The reply has to be a number alone, equal to how many lines in the entries below hold the string "content".

---+---

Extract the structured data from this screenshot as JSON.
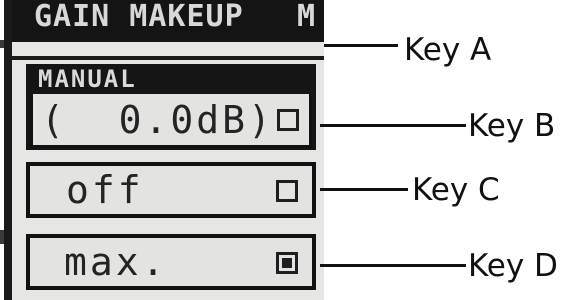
{
  "screen": {
    "header_title": "GAIN MAKEUP",
    "header_mode": "M",
    "section_label": "MANUAL"
  },
  "buttons": [
    {
      "key": "b",
      "text": "(  0.0dB)",
      "checked": false
    },
    {
      "key": "c",
      "text": "off",
      "checked": false
    },
    {
      "key": "d",
      "text": "max.",
      "checked": true
    }
  ],
  "callouts": {
    "key_a": "Key A",
    "key_b": "Key B",
    "key_c": "Key C",
    "key_d": "Key D"
  },
  "colors": {
    "lcd_background": "#e6e6e4",
    "lcd_dark": "#141414"
  }
}
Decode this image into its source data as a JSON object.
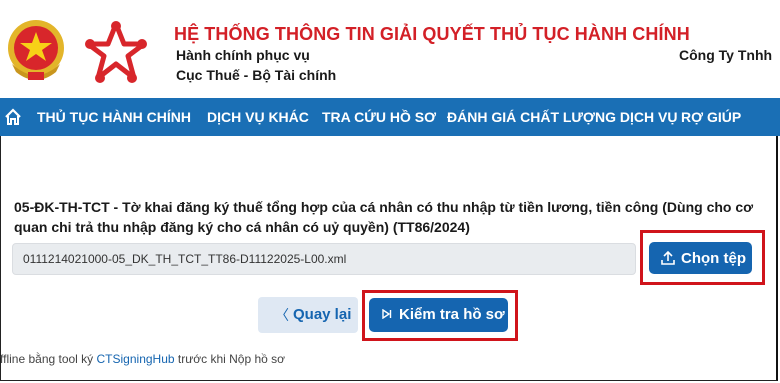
{
  "header": {
    "title": "HỆ THỐNG THÔNG TIN GIẢI QUYẾT THỦ TỤC HÀNH CHÍNH",
    "subtitle_1": "Hành chính phục vụ",
    "subtitle_2": "Cục Thuế - Bộ Tài chính",
    "company": "Công Ty Tnhh",
    "emblem_icon": "national-emblem-icon",
    "logo_icon": "public-service-logo-icon"
  },
  "nav": {
    "home_icon": "home-icon",
    "items": [
      "THỦ TỤC HÀNH CHÍNH",
      "DỊCH VỤ KHÁC",
      "TRA CỨU HỒ SƠ",
      "ĐÁNH GIÁ CHẤT LƯỢNG DỊCH VỤ",
      "RỢ GIÚP"
    ]
  },
  "form": {
    "title": "05-ĐK-TH-TCT - Tờ khai đăng ký thuế tổng hợp của cá nhân có thu nhập từ tiền lương, tiền công (Dùng cho cơ quan chi trả thu nhập đăng ký cho cá nhân có uỷ quyền) (TT86/2024)",
    "file_name": "0111214021000-05_DK_TH_TCT_TT86-D11122025-L00.xml",
    "choose_file_label": "Chọn tệp",
    "back_label": "Quay lại",
    "check_label": "Kiểm tra hồ sơ"
  },
  "footer": {
    "prefix": "ffline bằng tool ký ",
    "link": "CTSigningHub",
    "suffix": " trước khi Nộp hồ sơ"
  },
  "colors": {
    "title_red": "#d32027",
    "nav_blue": "#1a6fb5",
    "button_blue": "#1565b0",
    "highlight_red": "#d0141b"
  }
}
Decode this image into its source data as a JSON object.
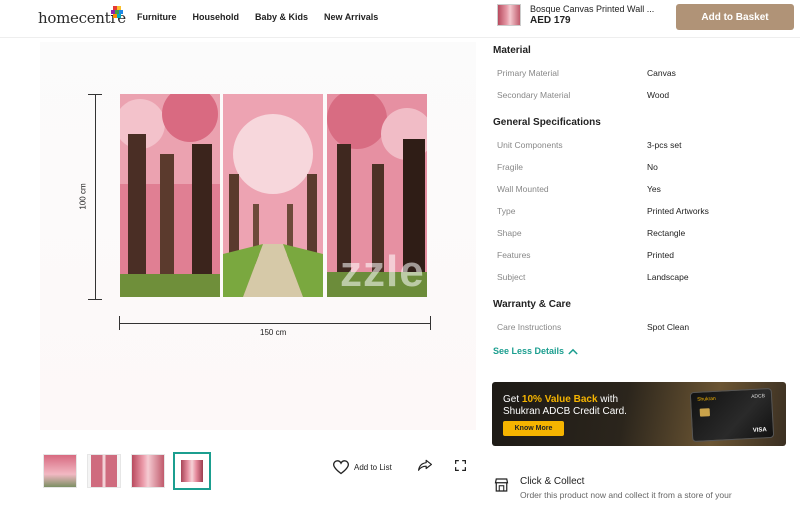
{
  "header": {
    "logo_text": "homecentre",
    "nav": [
      "Furniture",
      "Household",
      "Baby & Kids",
      "New Arrivals"
    ],
    "product_title": "Bosque Canvas Printed Wall ...",
    "price": "AED 179",
    "add_to_basket": "Add to Basket"
  },
  "gallery": {
    "height_label": "100 cm",
    "width_label": "150 cm",
    "watermark": "zzle",
    "add_to_list": "Add to List"
  },
  "specs": {
    "material_title": "Material",
    "material": [
      {
        "k": "Primary Material",
        "v": "Canvas"
      },
      {
        "k": "Secondary Material",
        "v": "Wood"
      }
    ],
    "general_title": "General Specifications",
    "general": [
      {
        "k": "Unit Components",
        "v": "3-pcs set"
      },
      {
        "k": "Fragile",
        "v": "No"
      },
      {
        "k": "Wall Mounted",
        "v": "Yes"
      },
      {
        "k": "Type",
        "v": "Printed Artworks"
      },
      {
        "k": "Shape",
        "v": "Rectangle"
      },
      {
        "k": "Features",
        "v": "Printed"
      },
      {
        "k": "Subject",
        "v": "Landscape"
      }
    ],
    "warranty_title": "Warranty & Care",
    "warranty": [
      {
        "k": "Care Instructions",
        "v": "Spot Clean"
      }
    ],
    "see_less": "See Less Details"
  },
  "banner": {
    "line1_pre": "Get ",
    "line1_highlight": "10% Value Back",
    "line1_post": " with",
    "line2": "Shukran ADCB Credit Card.",
    "button": "Know More",
    "card_brand": "Shukran",
    "card_bank": "ADCB",
    "card_network": "VISA"
  },
  "click_collect": {
    "title": "Click & Collect",
    "subtitle": "Order this product now and collect it from a store of your"
  },
  "colors": {
    "accent": "#1b9e8f",
    "basket_button": "#b09377",
    "banner_highlight": "#f5b400"
  }
}
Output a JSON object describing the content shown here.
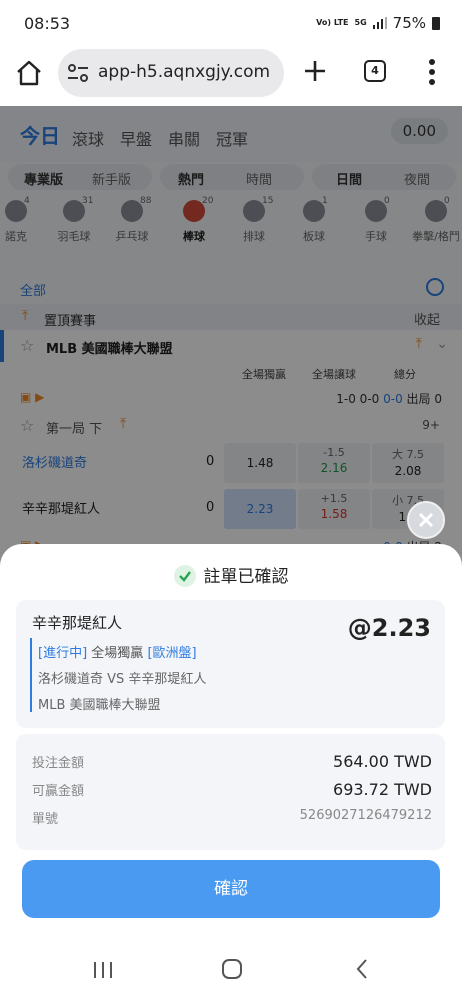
{
  "status_bar": {
    "time": "08:53",
    "volte": "Vo) LTE",
    "net": "5G",
    "battery": "75%"
  },
  "browser": {
    "url": "app-h5.aqnxgjy.com",
    "tab_count": "4"
  },
  "top_nav": {
    "today": "今日",
    "tabs": [
      "滾球",
      "早盤",
      "串關",
      "冠軍"
    ],
    "balance": "0.00"
  },
  "segments": {
    "pro": "專業版",
    "novice": "新手版",
    "hot": "熱門",
    "time": "時間",
    "day": "日間",
    "night": "夜間"
  },
  "sports": [
    {
      "name": "諾克",
      "count": "4"
    },
    {
      "name": "羽毛球",
      "count": "31"
    },
    {
      "name": "乒乓球",
      "count": "88"
    },
    {
      "name": "棒球",
      "count": "20"
    },
    {
      "name": "排球",
      "count": "15"
    },
    {
      "name": "板球",
      "count": "1"
    },
    {
      "name": "手球",
      "count": "0"
    },
    {
      "name": "拳擊/格鬥",
      "count": "0"
    }
  ],
  "filter": {
    "all": "全部"
  },
  "pinned": {
    "title": "置頂賽事",
    "collapse": "收起"
  },
  "league": {
    "name": "MLB 美國職棒大聯盟"
  },
  "columns": {
    "moneyline": "全場獨贏",
    "handicap": "全場讓球",
    "total": "總分"
  },
  "match_row1": {
    "score": "1-0 0-0",
    "score2": "0-0",
    "outs": "出局 0"
  },
  "period": {
    "label": "第一局 下",
    "more": "9+"
  },
  "match": {
    "home": {
      "name": "洛杉磯道奇",
      "score": "0",
      "moneyline": "1.48",
      "hcp_line": "-1.5",
      "hcp_odds": "2.16",
      "total_line": "大 7.5",
      "total_odds": "2.08"
    },
    "away": {
      "name": "辛辛那堤紅人",
      "score": "0",
      "moneyline": "2.23",
      "hcp_line": "+1.5",
      "hcp_odds": "1.58",
      "total_line": "小 7.5",
      "total_odds": "1.6"
    }
  },
  "match_row2": {
    "score2": "0-0",
    "outs": "出局 2"
  },
  "modal": {
    "title": "註單已確認",
    "selection": "辛辛那堤紅人",
    "odds": "@2.23",
    "status": "[進行中]",
    "market": "全場獨贏",
    "odds_type": "[歐洲盤]",
    "matchup": "洛杉磯道奇 VS 辛辛那堤紅人",
    "league": "MLB 美國職棒大聯盟",
    "stake_label": "投注金額",
    "stake": "564.00 TWD",
    "win_label": "可贏金額",
    "win": "693.72 TWD",
    "id_label": "單號",
    "id": "5269027126479212",
    "confirm": "確認"
  },
  "colors": {
    "accent": "#4a9af2",
    "brand_blue": "#2f7be0",
    "orange": "#f08a24",
    "green": "#1f9a4a",
    "red": "#d7332c"
  }
}
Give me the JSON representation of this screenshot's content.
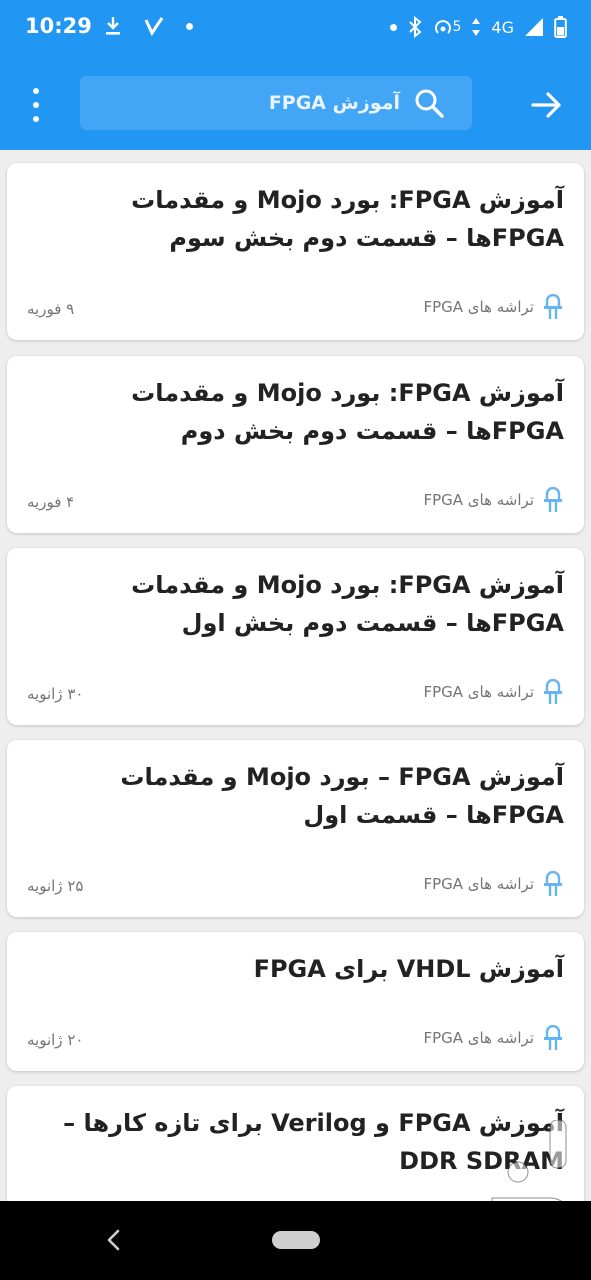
{
  "status": {
    "time": "10:29",
    "network": "4G",
    "hotspot_count": "5"
  },
  "search": {
    "text": "آموزش FPGA"
  },
  "posts": [
    {
      "title": "آموزش FPGA: بورد Mojo و مقدمات FPGAها – قسمت دوم بخش سوم",
      "category": "تراشه های FPGA",
      "date": "۹ فوریه"
    },
    {
      "title": "آموزش FPGA: بورد Mojo و مقدمات FPGAها – قسمت دوم بخش دوم",
      "category": "تراشه های FPGA",
      "date": "۴ فوریه"
    },
    {
      "title": "آموزش FPGA: بورد Mojo و مقدمات FPGAها – قسمت دوم بخش اول",
      "category": "تراشه های FPGA",
      "date": "۳۰ ژانویه"
    },
    {
      "title": "آموزش FPGA – بورد Mojo و مقدمات FPGAها – قسمت اول",
      "category": "تراشه های FPGA",
      "date": "۲۵ ژانویه"
    },
    {
      "title": "آموزش VHDL برای FPGA",
      "category": "تراشه های FPGA",
      "date": "۲۰ ژانویه"
    },
    {
      "title": "آموزش FPGA و Verilog برای تازه کارها – DDR SDRAM",
      "category": "",
      "date": ""
    }
  ],
  "colors": {
    "primary": "#2196f3",
    "category_icon": "#64b5f6"
  }
}
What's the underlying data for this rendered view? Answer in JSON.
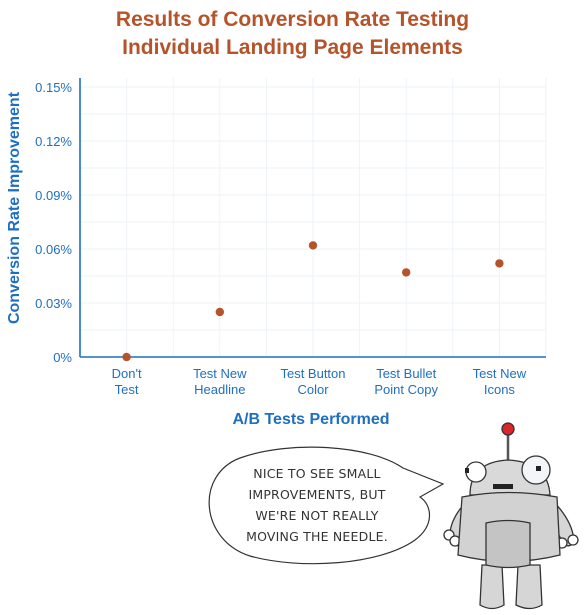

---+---

*RESPONSE TO THE EXERCISE*. 2